The Telecommunications Industry Association (TIA) released the TIA-942 Telecommunications Infrastructure Standards for Data Centers standard in 2005. The standard describes various aspects of data center design, including reliability. The standard describes four levels of reliability:
- Tier I – Basic Reliability Power and cooling distribution are in a single path. There may or may not be a raised floor, UPS, or generator. All maintenance requires downtime.
- Tier II – Redundant Components Power is in a single path; there may be redundant components for cooling. Includes raised floor, UPS, and generator. Most maintenance requires downtime.
- Tier III – Concurrently Maintainable Includes multiple power and cooling paths, but with only one path active. Includes sufficient capacity to carry power and cooling load on one path while performing maintenance on the other path. Includes raised floor, UPS, and generator.
- Tier IV – Fault Tolerant Includes multiple active power and cooling distribution paths. Includes redundant components, including UPS and generator. Includes raised floor.

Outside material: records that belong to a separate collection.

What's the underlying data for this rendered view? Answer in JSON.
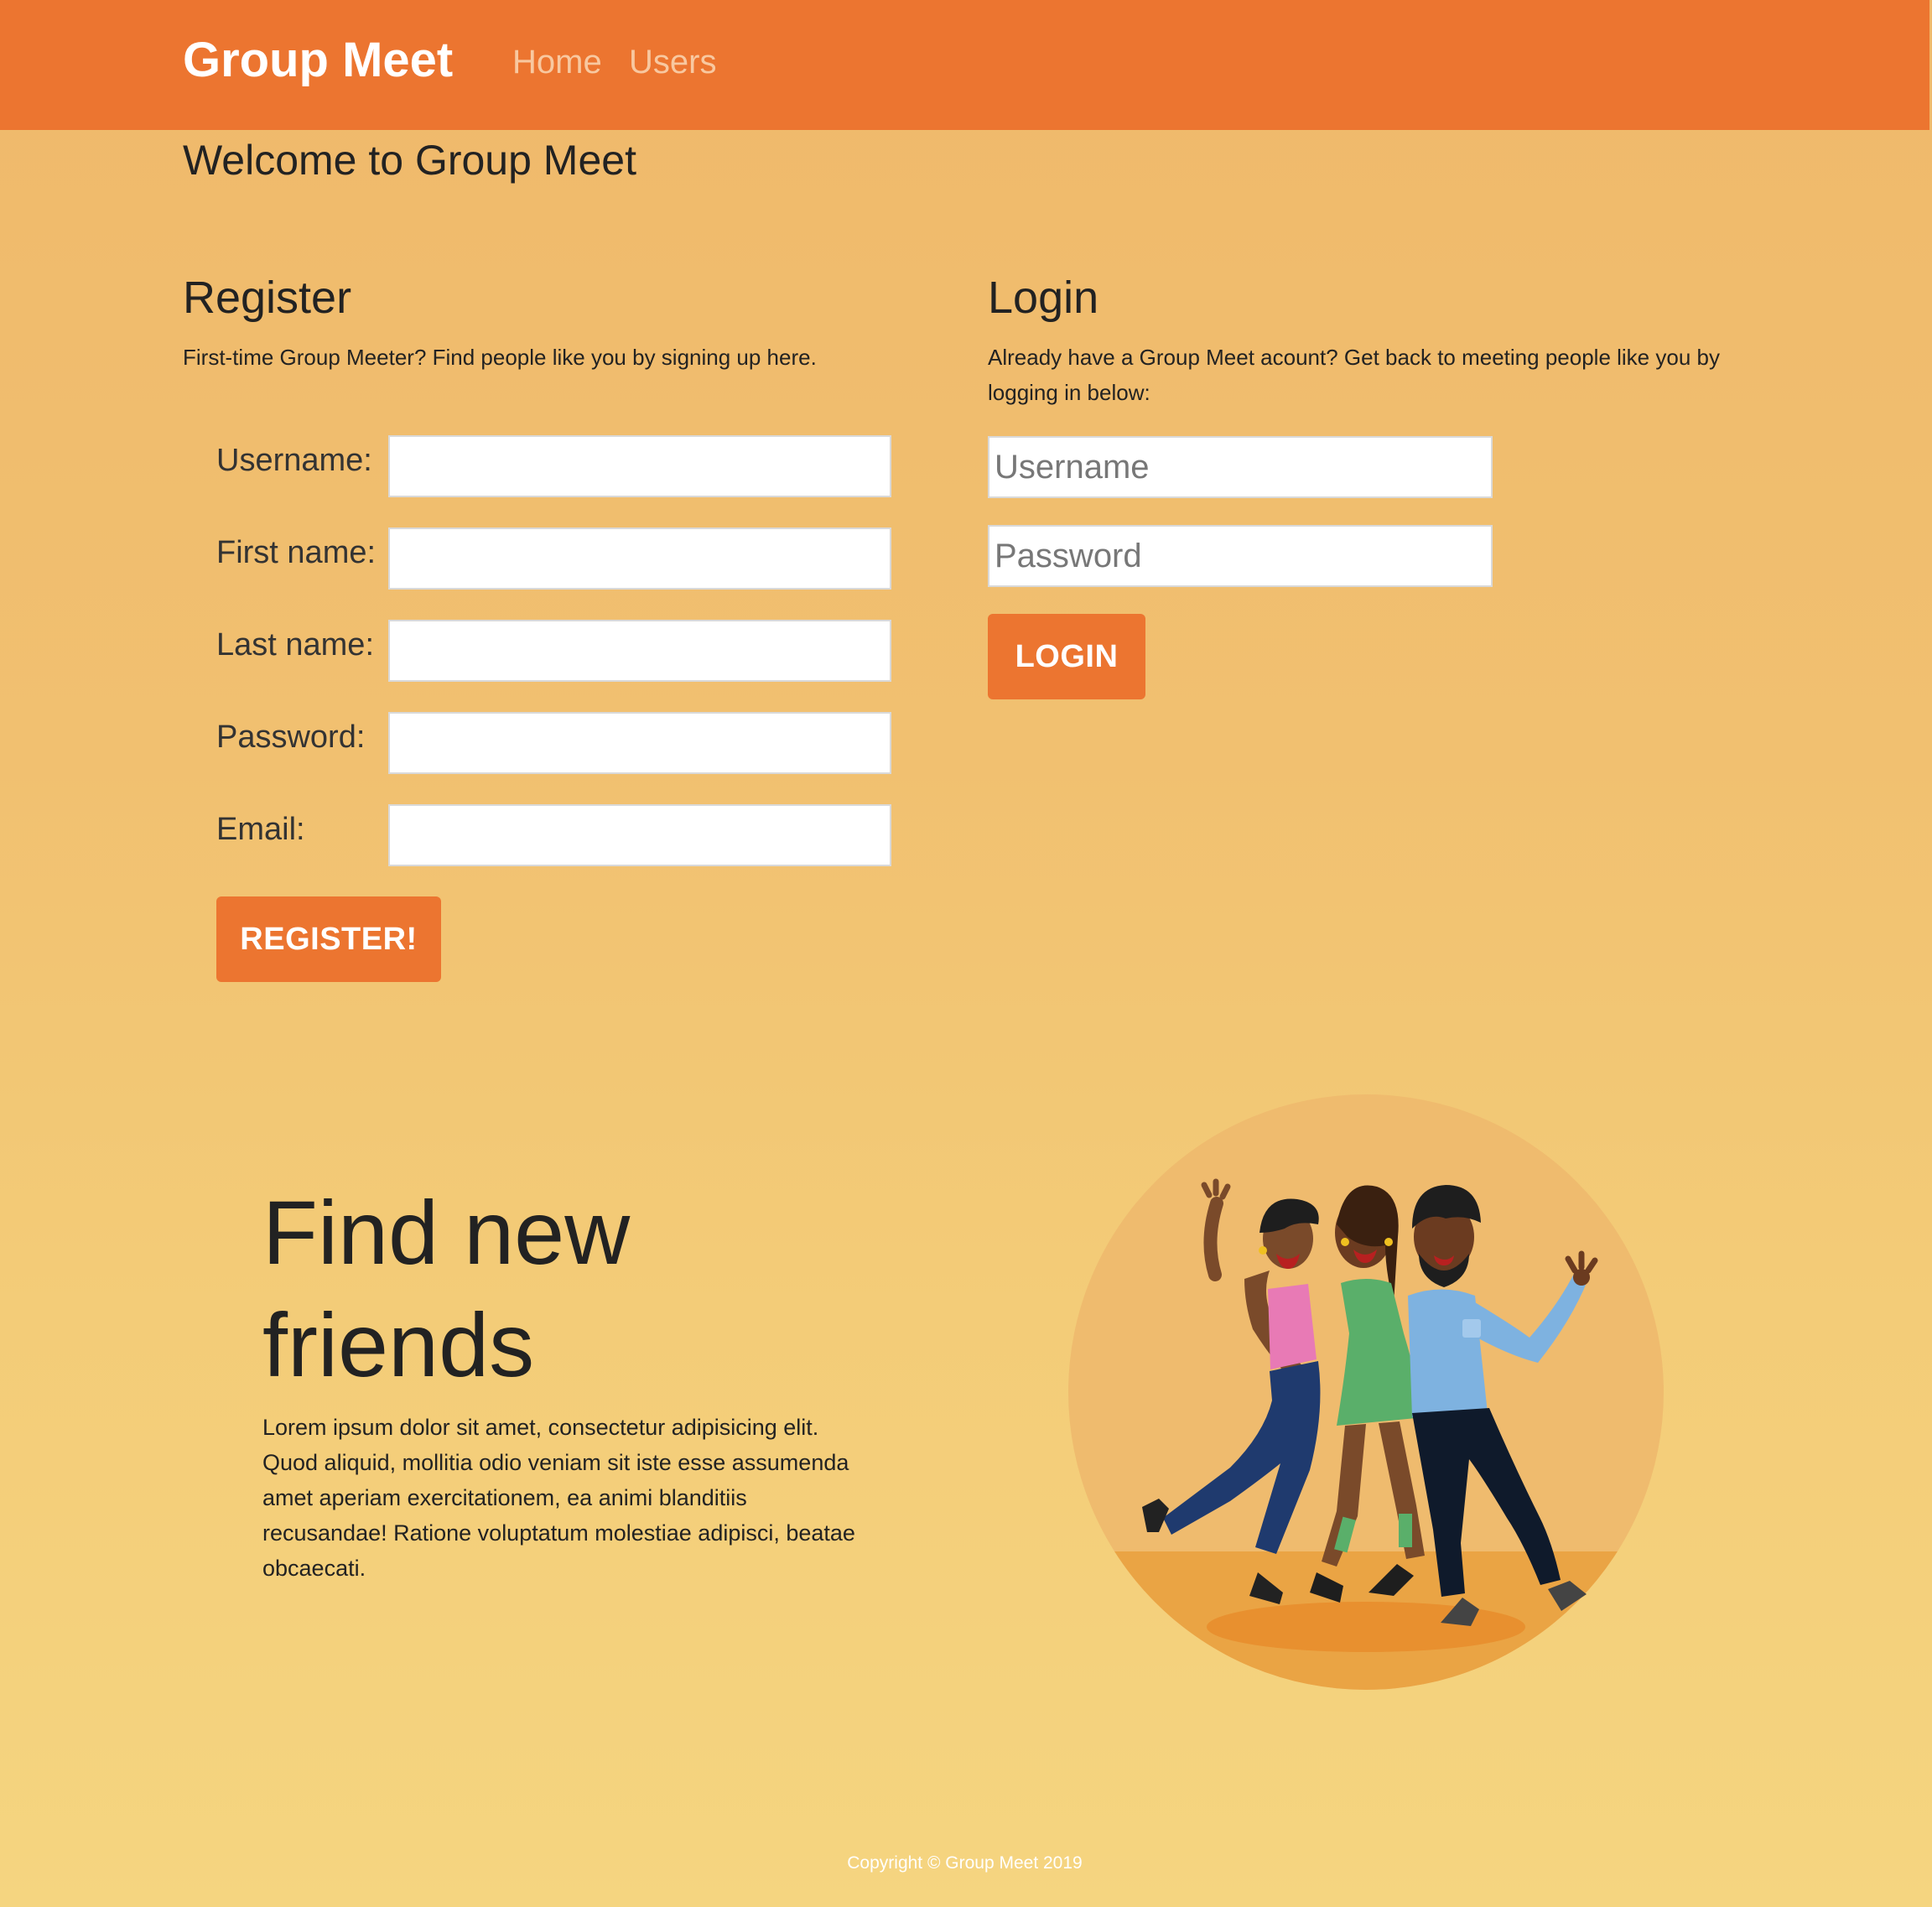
{
  "navbar": {
    "brand": "Group Meet",
    "links": [
      {
        "label": "Home"
      },
      {
        "label": "Users"
      }
    ]
  },
  "page": {
    "title": "Welcome to Group Meet"
  },
  "register": {
    "heading": "Register",
    "intro": "First-time Group Meeter? Find people like you by signing up here.",
    "fields": [
      {
        "label": "Username:",
        "value": ""
      },
      {
        "label": "First name:",
        "value": ""
      },
      {
        "label": "Last name:",
        "value": ""
      },
      {
        "label": "Password:",
        "value": ""
      },
      {
        "label": "Email:",
        "value": ""
      }
    ],
    "button_label": "REGISTER!"
  },
  "login": {
    "heading": "Login",
    "intro": "Already have a Group Meet acount? Get back to meeting people like you by logging in below:",
    "username_placeholder": "Username",
    "password_placeholder": "Password",
    "button_label": "LOGIN"
  },
  "hero": {
    "title": "Find new friends",
    "text": "Lorem ipsum dolor sit amet, consectetur adipisicing elit. Quod aliquid, mollitia odio veniam sit iste esse assumenda amet aperiam exercitationem, ea animi blanditiis recusandae! Ratione voluptatum molestiae adipisci, beatae obcaecati.",
    "illustration": "three-friends-dancing-illustration"
  },
  "footer": {
    "copyright": "Copyright © Group Meet 2019"
  },
  "colors": {
    "brand_orange": "#ec7530",
    "background_top": "#efb96b",
    "background_bottom": "#f5d580",
    "nav_link": "#f8c8a0"
  }
}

Excerpt from CISA All-In-One Study Guide, 2nd edition
As a software developer, you have a lot to worry about when writing and testing your code. But if you faithfully use secure coding guidelines from the Open Web Application Security Project (OWASP), test your code with security tools, and conduct peer code reviews, then your application will be secure, giving you worry-free sleep at night.
OK, sorry about that. I put that trap there for you, but I didn’t really expect you to step into it. I want to help you expand your thinking about application security.

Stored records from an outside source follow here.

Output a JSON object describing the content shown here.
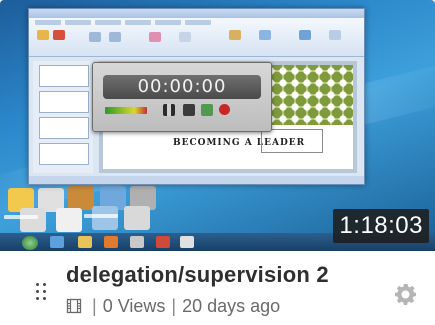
{
  "video": {
    "duration": "1:18:03",
    "title": "delegation/supervision 2",
    "views": "0 Views",
    "age": "20 days ago",
    "separator": "|",
    "type_icon": "video-file-icon"
  },
  "preview": {
    "timer": "00:00:00",
    "slide_title": "BECOMING A LEADER"
  },
  "icons": {
    "drag": "drag-handle-icon",
    "settings": "gear-icon"
  },
  "colors": {
    "title": "#2f2f2f",
    "meta": "#6a6a6a",
    "badge_bg": "#1e1e1e",
    "desktop": "#2b86c9"
  }
}
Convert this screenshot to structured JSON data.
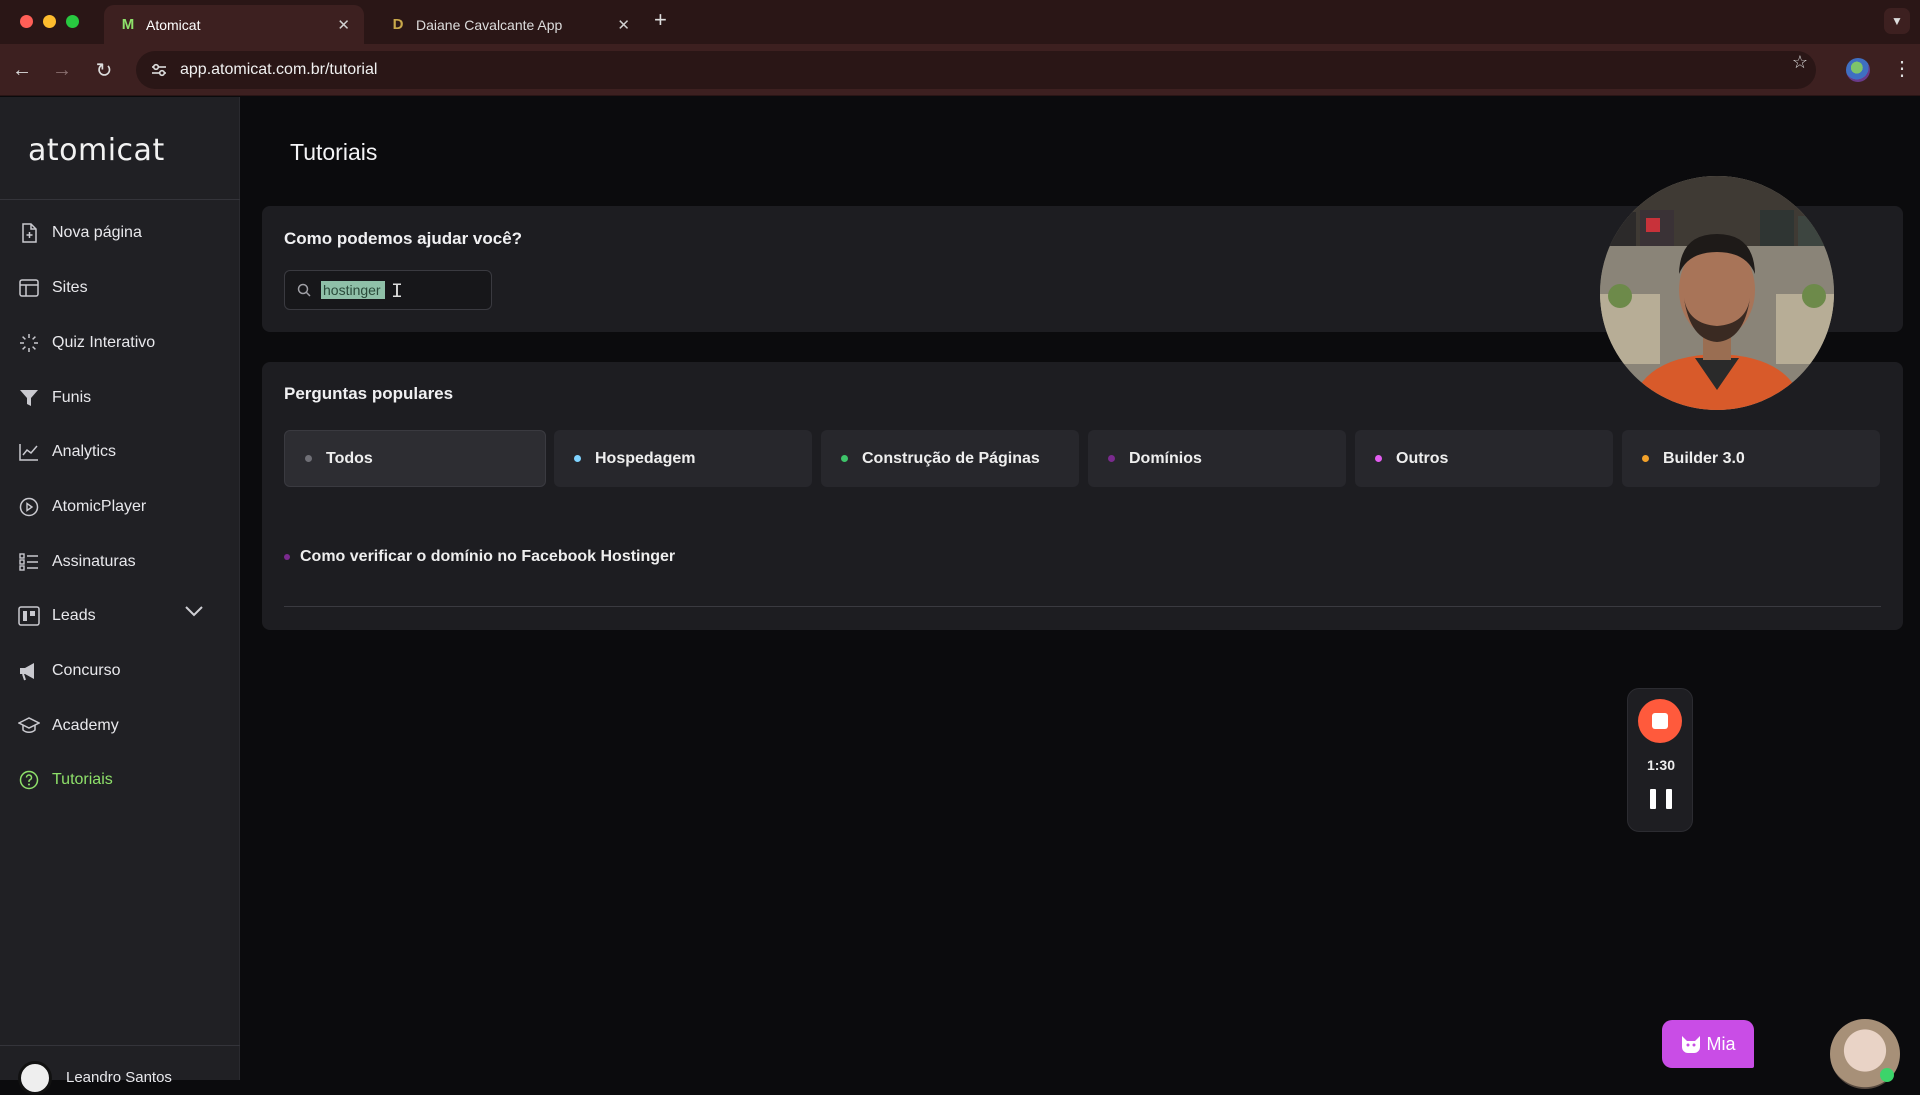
{
  "browser": {
    "tabs": [
      {
        "title": "Atomicat",
        "favicon": "M",
        "active": true
      },
      {
        "title": "Daiane Cavalcante App",
        "favicon": "D",
        "active": false
      }
    ],
    "url": "app.atomicat.com.br/tutorial"
  },
  "sidebar": {
    "logo": "atomicat",
    "items": [
      {
        "label": "Nova página",
        "icon": "new-page-icon"
      },
      {
        "label": "Sites",
        "icon": "sites-icon"
      },
      {
        "label": "Quiz Interativo",
        "icon": "quiz-icon"
      },
      {
        "label": "Funis",
        "icon": "funnel-icon"
      },
      {
        "label": "Analytics",
        "icon": "analytics-icon"
      },
      {
        "label": "AtomicPlayer",
        "icon": "player-icon"
      },
      {
        "label": "Assinaturas",
        "icon": "subscriptions-icon"
      },
      {
        "label": "Leads",
        "icon": "leads-icon"
      },
      {
        "label": "Concurso",
        "icon": "megaphone-icon"
      },
      {
        "label": "Academy",
        "icon": "academy-icon"
      },
      {
        "label": "Tutoriais",
        "icon": "help-icon",
        "active": true
      }
    ],
    "user_name": "Leandro Santos"
  },
  "main": {
    "page_title": "Tutoriais",
    "help_question": "Como podemos ajudar você?",
    "search_value": "hostinger",
    "popular_title": "Perguntas populares",
    "categories": [
      {
        "label": "Todos",
        "color": "#6f6f76",
        "selected": true
      },
      {
        "label": "Hospedagem",
        "color": "#7fd3ff"
      },
      {
        "label": "Construção de Páginas",
        "color": "#3ec46a"
      },
      {
        "label": "Domínios",
        "color": "#7a2a8e"
      },
      {
        "label": "Outros",
        "color": "#e25cf0"
      },
      {
        "label": "Builder 3.0",
        "color": "#f2a12a"
      }
    ],
    "questions": [
      {
        "label": "Como verificar o domínio no Facebook Hostinger",
        "color": "#7a2a8e"
      }
    ]
  },
  "recorder": {
    "time": "1:30"
  },
  "chat": {
    "label": "Mia"
  },
  "colors": {
    "accent": "#8ee06a",
    "record": "#ff5a3c",
    "chat": "#c94de6"
  }
}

Read rest of article here (redirects to softwaremag.com)
A thought on personal integrity, from my business manager and wife, Rebekah Gregory:
“Simply recognizing a problem does not qualify us to fix it. We should strive for personal integrity rather than cashing in on what is broken. In this way we cultivate genuine trust and become dependable leaders.”
The purpose of internal and external audits is to identify potential opportunities for making improvements in control objectives and control activities. The handoff point between the completion of the audit and the auditee’s assumption of control is in the portion of the audit report that contains findings and recommendations. These recommendations are the imperatives that the auditor recommends the auditee perform to improve the control environment.
Implementation of audit recommendations is the responsibility of the auditee. However, there is some sense of shared responsibility with the auditor, as the auditor seeks to understand the auditee’s business, so that the auditor can develop recommendations that can reasonably be undertaken and completed. In a productive auditor-auditee relationship, the auditor will develop recommendations using the fullest possible understanding of the auditee’s business environment, capabilities, and limitations, in essence saying, “here are my recommendations to you for reducing risk and improving controls.” And the auditee, having worked with the auditor to understand his methodology and conclusions, and who has been understood by the auditor, will accept the recommendations and take full responsibility for them, in essence saying, “I accept your recommendations and will implement them.” This is the spirit and intent of the auditor-auditee partnership.
– from CISA Certified Information Systems Auditor All-In-One Study Guide – the last words written into the draft manuscript, completed a few hours after the last of the Fourth of July fireworks have burst in the night sky